'''

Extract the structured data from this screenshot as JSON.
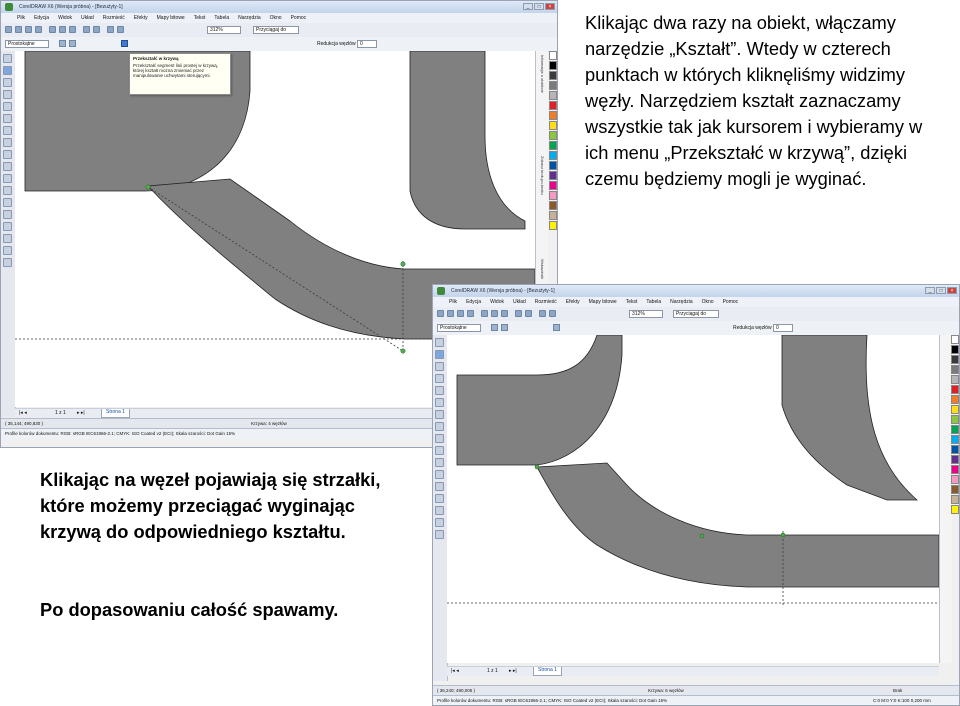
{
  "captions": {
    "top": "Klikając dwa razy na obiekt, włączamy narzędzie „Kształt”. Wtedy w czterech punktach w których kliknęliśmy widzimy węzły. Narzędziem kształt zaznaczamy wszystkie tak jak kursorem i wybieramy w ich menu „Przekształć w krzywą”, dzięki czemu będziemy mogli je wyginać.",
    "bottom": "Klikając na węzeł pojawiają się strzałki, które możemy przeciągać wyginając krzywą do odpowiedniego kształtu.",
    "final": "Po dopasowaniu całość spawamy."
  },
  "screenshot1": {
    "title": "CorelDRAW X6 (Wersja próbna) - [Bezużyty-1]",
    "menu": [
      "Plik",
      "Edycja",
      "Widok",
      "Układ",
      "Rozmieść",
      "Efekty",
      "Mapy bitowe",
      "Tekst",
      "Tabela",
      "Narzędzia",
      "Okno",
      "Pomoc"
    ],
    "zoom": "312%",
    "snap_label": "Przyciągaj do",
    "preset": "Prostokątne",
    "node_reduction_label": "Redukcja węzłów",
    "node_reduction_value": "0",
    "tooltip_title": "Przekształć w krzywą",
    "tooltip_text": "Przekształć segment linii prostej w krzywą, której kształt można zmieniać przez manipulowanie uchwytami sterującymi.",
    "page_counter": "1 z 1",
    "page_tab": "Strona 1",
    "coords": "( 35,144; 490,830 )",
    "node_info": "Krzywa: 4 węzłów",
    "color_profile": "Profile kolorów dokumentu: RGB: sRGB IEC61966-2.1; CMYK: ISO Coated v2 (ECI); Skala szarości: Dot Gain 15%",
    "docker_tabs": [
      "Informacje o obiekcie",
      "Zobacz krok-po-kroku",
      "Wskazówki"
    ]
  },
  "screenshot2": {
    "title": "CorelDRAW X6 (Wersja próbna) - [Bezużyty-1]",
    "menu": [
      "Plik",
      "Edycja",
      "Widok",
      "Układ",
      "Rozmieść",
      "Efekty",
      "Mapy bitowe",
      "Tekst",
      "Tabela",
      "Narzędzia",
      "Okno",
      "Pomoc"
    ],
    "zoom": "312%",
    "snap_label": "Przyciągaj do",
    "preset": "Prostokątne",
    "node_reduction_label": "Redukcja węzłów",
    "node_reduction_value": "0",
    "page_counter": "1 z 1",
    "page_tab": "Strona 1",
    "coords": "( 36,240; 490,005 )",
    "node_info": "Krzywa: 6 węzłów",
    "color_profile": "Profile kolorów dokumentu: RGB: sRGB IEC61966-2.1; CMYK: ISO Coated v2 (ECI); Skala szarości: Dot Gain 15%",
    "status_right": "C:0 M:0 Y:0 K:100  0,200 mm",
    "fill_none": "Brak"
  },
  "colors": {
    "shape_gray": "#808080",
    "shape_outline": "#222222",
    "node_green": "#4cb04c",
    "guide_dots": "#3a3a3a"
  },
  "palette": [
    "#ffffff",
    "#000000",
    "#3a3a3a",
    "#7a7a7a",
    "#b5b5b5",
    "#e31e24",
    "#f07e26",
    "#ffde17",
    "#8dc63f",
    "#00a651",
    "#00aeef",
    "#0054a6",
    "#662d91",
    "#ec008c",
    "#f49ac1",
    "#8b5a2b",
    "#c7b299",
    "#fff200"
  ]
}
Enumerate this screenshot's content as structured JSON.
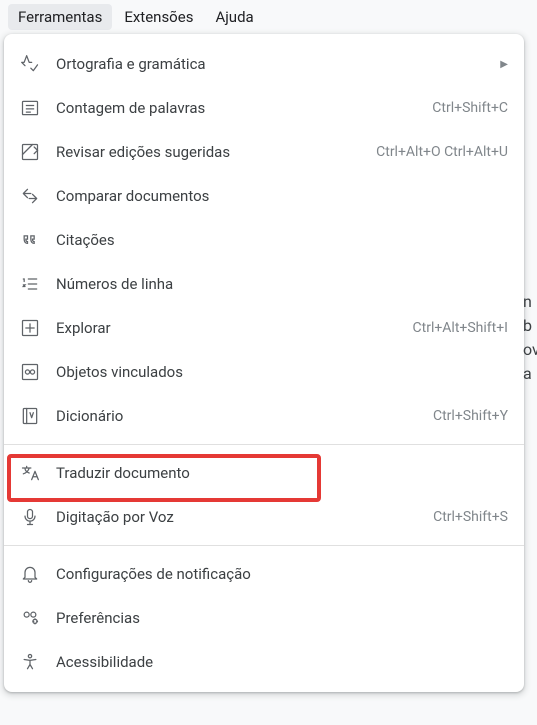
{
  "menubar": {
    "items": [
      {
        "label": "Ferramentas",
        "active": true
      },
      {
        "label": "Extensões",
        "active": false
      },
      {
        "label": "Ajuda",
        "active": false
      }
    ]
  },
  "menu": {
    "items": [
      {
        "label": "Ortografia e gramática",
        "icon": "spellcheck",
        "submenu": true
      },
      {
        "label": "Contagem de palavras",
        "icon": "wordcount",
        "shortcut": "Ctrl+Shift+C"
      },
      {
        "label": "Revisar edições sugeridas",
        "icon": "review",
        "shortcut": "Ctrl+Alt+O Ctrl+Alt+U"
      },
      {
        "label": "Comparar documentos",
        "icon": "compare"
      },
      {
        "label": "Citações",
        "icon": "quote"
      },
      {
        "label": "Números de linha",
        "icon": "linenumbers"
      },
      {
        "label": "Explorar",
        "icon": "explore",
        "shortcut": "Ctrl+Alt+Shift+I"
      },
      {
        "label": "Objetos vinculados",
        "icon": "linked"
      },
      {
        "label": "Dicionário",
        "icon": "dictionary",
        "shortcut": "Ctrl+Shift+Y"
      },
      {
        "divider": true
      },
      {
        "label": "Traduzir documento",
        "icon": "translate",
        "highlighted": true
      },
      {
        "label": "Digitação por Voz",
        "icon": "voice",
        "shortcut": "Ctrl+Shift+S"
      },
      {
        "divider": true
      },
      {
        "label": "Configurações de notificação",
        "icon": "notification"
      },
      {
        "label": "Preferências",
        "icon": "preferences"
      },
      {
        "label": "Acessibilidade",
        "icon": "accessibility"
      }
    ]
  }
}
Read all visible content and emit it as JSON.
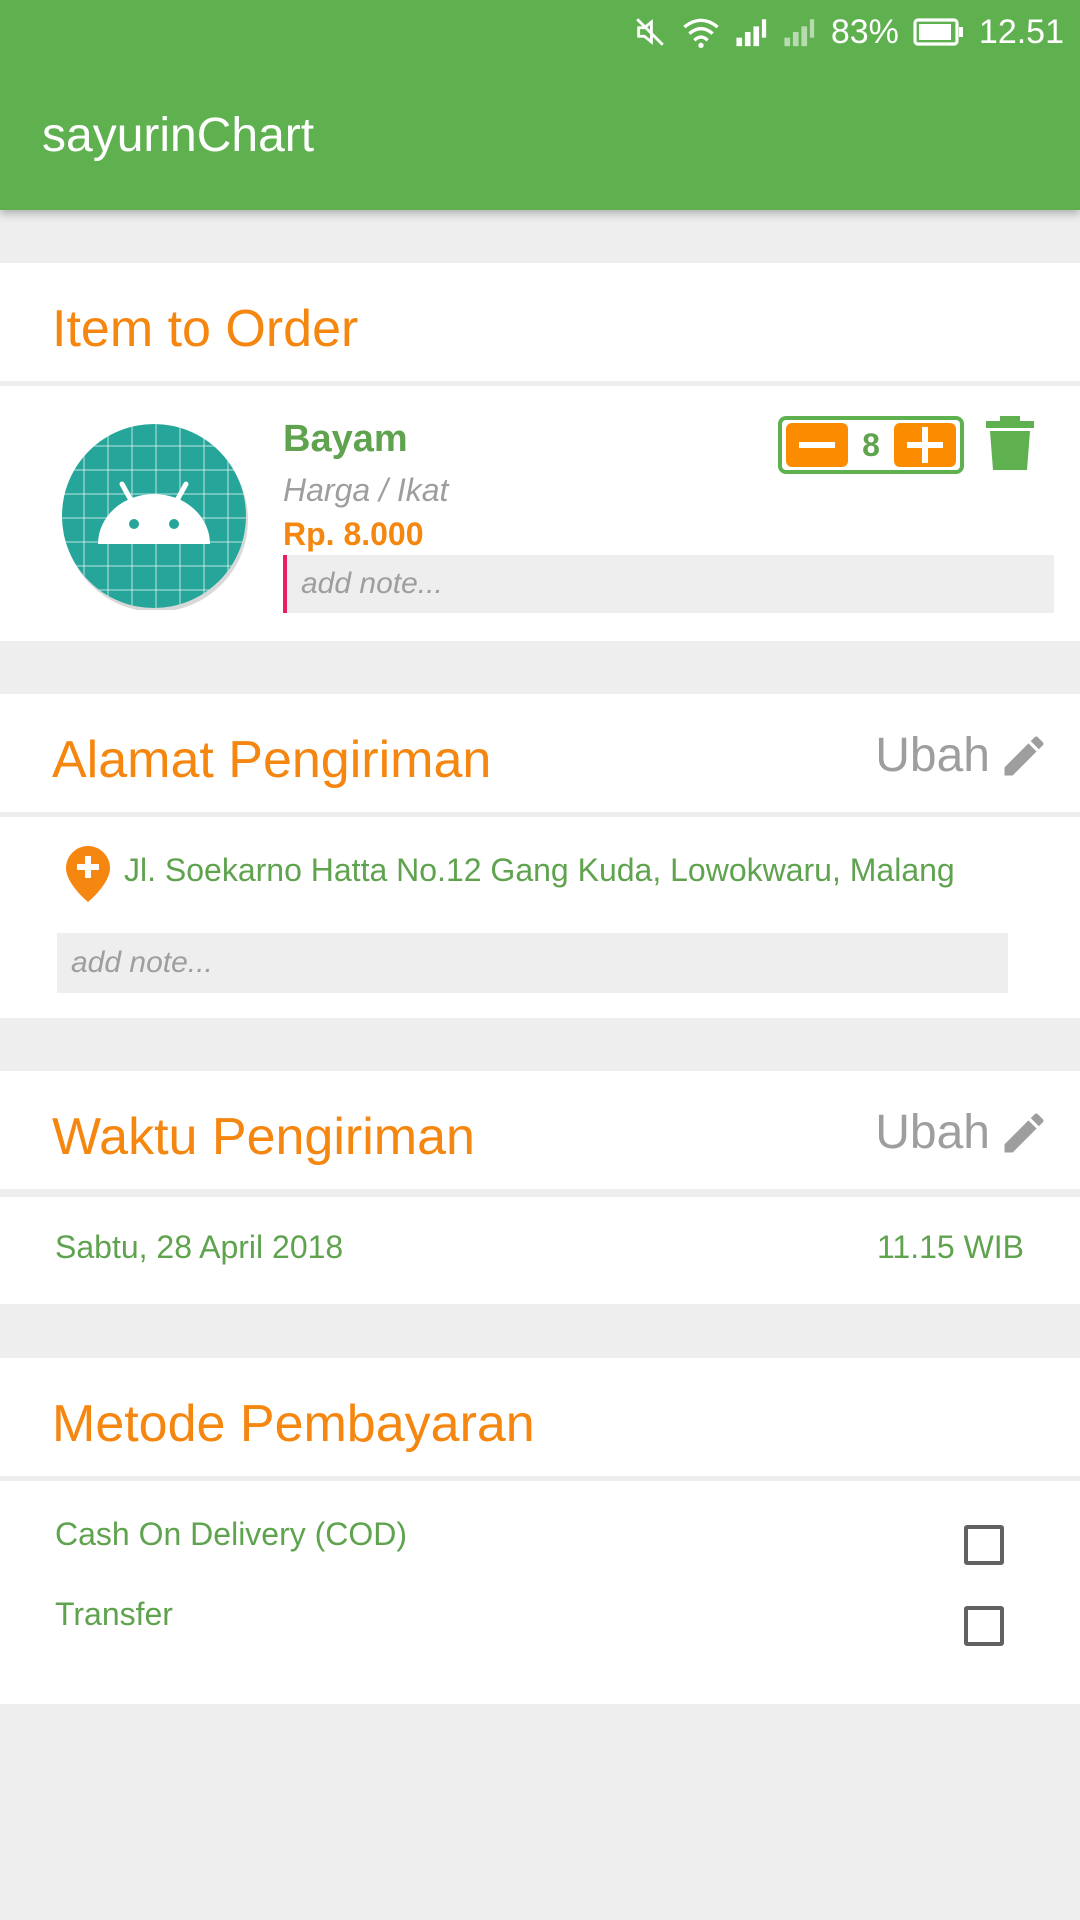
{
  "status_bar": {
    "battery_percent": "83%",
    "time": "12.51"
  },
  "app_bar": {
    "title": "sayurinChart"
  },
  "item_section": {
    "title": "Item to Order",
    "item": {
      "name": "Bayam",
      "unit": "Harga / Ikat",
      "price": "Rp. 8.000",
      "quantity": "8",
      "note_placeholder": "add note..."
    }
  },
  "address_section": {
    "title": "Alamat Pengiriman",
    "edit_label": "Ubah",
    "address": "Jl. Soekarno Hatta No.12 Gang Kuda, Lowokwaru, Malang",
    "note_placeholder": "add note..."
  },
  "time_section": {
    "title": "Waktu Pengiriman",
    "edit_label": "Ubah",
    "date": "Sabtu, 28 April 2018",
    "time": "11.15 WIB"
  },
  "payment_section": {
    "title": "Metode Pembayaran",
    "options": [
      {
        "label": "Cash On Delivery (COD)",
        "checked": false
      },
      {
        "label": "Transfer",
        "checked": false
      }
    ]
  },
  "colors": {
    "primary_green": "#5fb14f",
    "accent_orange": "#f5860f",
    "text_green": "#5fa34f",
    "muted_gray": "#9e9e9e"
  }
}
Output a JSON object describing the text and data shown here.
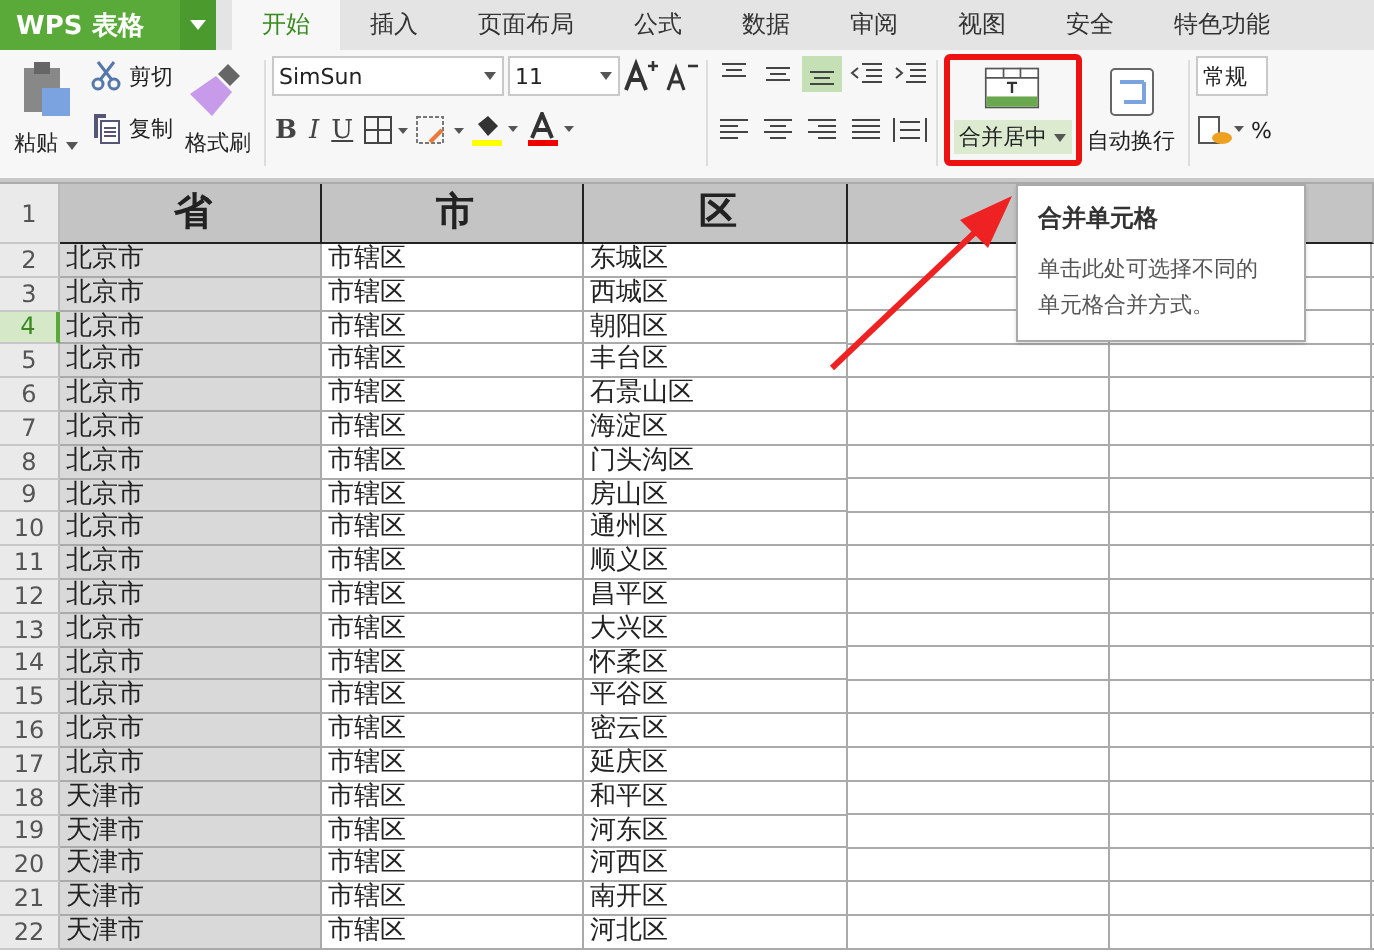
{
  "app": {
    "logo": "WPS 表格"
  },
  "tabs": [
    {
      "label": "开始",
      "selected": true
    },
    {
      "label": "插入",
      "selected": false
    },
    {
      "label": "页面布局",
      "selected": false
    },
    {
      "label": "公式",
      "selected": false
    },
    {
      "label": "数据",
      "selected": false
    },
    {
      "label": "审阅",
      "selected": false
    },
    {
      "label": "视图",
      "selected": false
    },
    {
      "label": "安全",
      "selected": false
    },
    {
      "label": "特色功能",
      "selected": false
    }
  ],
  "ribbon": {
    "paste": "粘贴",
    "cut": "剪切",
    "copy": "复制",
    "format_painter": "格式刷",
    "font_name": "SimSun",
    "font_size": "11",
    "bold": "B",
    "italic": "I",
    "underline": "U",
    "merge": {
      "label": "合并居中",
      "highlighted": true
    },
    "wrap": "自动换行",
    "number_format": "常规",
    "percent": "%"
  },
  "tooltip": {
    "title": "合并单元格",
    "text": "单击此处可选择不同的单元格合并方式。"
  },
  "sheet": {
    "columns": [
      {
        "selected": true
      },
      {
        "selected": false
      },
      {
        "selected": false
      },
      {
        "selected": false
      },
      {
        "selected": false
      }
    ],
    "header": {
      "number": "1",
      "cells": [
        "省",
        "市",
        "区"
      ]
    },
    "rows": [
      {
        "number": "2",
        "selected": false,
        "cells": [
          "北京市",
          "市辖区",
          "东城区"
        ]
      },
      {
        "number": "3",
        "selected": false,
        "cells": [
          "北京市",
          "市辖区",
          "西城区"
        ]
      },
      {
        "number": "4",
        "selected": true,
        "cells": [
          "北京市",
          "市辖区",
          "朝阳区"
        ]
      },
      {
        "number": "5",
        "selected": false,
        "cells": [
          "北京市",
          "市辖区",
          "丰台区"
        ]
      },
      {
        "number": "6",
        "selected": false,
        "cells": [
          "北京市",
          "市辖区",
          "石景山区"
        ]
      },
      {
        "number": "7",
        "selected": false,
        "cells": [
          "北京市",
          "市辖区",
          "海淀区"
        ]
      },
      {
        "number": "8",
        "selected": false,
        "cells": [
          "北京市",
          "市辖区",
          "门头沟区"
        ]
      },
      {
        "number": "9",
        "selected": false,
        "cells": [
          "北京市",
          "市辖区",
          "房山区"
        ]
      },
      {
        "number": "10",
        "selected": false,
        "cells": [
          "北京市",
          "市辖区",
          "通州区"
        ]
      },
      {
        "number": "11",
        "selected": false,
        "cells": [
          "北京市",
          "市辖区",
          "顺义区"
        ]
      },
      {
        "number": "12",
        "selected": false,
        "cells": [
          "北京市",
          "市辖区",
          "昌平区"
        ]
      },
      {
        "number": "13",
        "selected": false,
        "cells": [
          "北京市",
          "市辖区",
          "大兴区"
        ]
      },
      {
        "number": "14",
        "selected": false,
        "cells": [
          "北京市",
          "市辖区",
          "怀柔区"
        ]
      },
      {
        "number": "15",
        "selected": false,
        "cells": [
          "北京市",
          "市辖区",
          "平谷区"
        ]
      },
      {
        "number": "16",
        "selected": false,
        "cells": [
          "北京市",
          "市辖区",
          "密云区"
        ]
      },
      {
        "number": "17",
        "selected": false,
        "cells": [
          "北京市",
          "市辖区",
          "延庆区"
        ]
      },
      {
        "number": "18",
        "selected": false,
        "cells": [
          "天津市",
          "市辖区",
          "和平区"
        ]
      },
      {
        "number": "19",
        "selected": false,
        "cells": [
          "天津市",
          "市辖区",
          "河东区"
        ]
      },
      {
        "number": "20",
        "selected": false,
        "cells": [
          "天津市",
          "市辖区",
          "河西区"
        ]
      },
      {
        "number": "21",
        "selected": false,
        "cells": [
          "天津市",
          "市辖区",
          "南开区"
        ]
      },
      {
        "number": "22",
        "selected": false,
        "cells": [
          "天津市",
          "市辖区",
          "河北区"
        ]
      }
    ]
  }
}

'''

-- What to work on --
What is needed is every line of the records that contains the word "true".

-- Output --
        "active": true
        "submenu": true
        "divider": true
        "highlighted": true
        "divider": true
      "selected": true
      "highlighted": true
        "selected": true
        "selected": true,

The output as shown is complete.